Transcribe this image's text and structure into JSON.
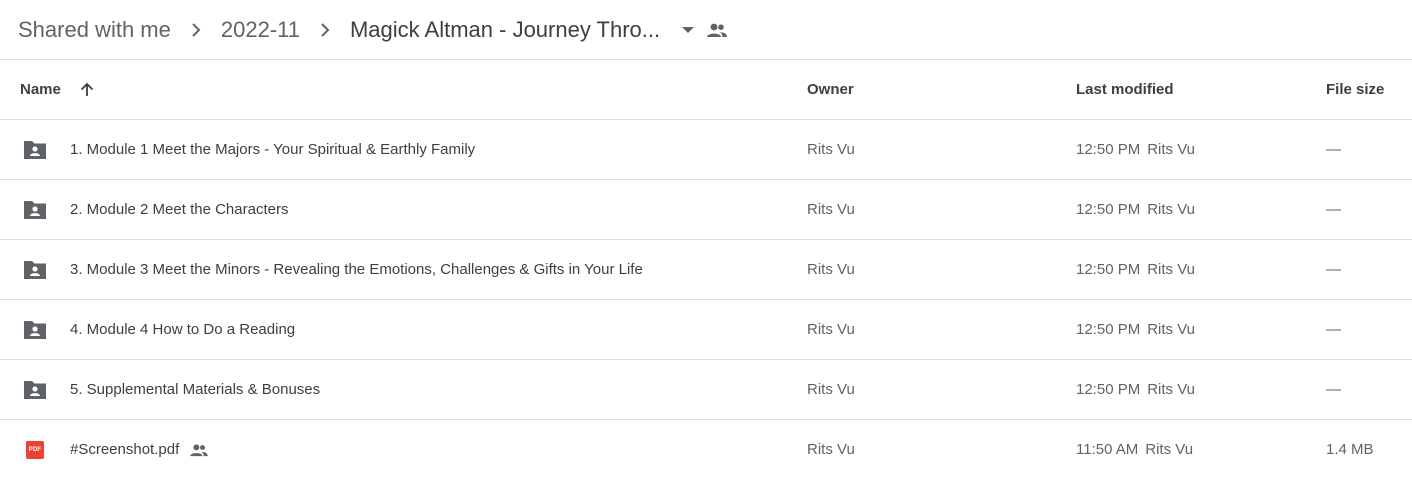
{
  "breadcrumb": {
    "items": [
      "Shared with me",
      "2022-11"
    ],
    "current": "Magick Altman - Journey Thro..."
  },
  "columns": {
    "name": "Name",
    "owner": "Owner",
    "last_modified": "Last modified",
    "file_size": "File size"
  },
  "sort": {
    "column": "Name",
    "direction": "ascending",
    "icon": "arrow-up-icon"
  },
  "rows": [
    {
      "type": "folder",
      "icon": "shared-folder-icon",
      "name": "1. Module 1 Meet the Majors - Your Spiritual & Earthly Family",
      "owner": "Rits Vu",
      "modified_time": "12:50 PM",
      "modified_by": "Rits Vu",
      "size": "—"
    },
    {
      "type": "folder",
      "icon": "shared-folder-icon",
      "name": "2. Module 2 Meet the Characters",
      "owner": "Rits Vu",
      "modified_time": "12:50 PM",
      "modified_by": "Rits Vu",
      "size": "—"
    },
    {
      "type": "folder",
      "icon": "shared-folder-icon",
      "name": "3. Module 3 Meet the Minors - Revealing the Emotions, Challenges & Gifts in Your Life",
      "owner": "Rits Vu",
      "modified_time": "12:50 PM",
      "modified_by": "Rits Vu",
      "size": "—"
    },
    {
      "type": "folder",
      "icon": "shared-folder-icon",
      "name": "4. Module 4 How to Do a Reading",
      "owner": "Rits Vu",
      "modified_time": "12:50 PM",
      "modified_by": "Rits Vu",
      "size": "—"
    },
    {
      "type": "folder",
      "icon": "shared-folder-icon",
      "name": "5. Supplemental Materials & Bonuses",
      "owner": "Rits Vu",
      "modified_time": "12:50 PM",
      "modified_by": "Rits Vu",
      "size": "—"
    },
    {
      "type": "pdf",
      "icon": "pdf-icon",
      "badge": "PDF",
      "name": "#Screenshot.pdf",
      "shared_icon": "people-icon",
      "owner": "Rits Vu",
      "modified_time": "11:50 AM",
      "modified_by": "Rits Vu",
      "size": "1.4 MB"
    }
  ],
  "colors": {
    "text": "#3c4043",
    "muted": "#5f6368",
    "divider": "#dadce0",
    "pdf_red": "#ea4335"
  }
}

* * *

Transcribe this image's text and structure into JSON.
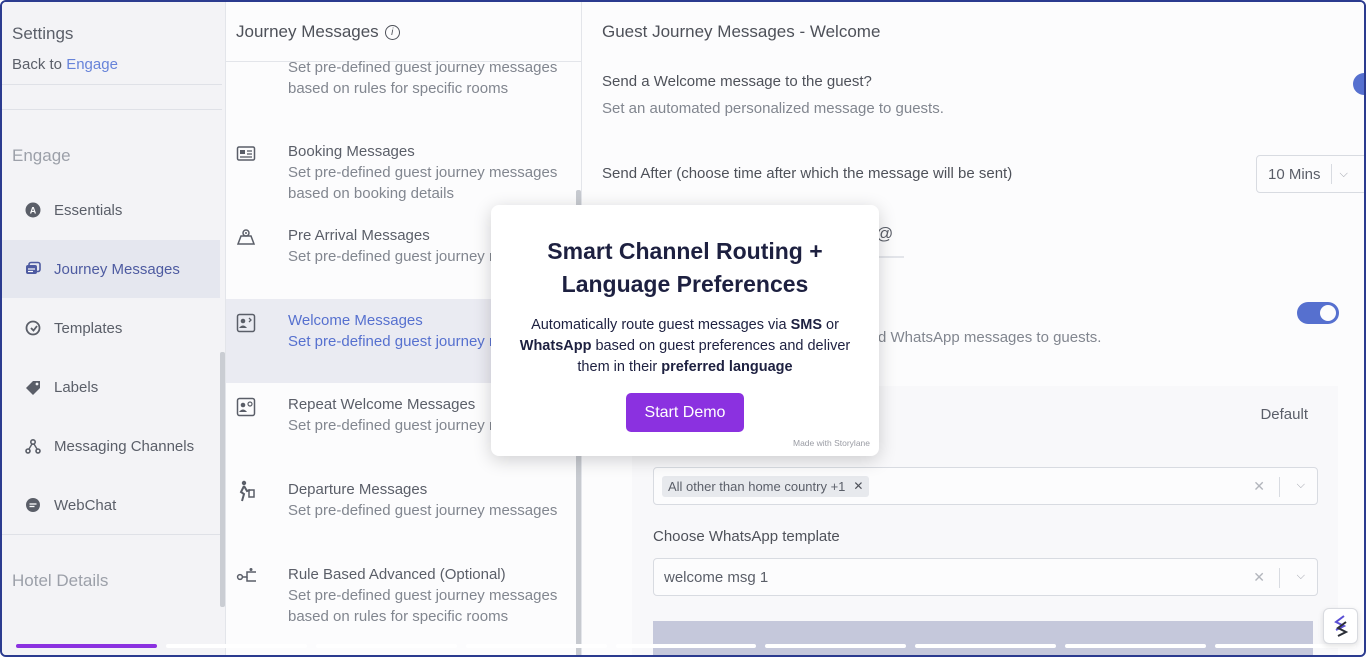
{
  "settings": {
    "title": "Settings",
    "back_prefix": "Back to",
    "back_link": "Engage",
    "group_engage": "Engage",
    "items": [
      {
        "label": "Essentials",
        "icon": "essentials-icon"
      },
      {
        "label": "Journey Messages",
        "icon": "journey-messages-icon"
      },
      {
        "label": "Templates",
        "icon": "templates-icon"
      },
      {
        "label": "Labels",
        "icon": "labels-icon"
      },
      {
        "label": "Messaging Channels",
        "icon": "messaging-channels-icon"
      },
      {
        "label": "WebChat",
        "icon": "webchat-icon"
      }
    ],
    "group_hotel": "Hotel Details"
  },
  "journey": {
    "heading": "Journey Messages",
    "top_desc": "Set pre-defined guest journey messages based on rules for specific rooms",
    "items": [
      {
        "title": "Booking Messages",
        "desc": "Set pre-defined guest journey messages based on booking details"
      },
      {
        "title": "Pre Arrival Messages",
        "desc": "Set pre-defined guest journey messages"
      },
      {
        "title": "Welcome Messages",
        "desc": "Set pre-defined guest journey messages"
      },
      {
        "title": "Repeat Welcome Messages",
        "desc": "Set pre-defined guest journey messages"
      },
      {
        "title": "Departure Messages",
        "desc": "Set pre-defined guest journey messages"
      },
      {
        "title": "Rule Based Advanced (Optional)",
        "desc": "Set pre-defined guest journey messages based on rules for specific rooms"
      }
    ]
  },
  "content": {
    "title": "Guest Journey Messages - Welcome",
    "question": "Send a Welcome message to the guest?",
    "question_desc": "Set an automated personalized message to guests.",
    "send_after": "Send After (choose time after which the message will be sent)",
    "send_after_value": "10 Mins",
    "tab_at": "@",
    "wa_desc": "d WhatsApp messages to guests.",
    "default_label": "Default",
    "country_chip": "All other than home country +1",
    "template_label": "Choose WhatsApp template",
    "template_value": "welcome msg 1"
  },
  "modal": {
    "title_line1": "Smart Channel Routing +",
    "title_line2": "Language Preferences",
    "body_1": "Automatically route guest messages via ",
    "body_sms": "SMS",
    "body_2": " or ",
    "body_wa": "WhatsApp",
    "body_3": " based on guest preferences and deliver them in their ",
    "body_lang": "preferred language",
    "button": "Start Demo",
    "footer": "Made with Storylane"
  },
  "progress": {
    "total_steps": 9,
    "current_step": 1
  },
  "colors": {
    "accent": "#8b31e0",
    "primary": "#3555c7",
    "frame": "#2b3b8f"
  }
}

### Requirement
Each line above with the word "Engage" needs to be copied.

### Task result
    "back_link": "Engage",
    "group_engage": "Engage",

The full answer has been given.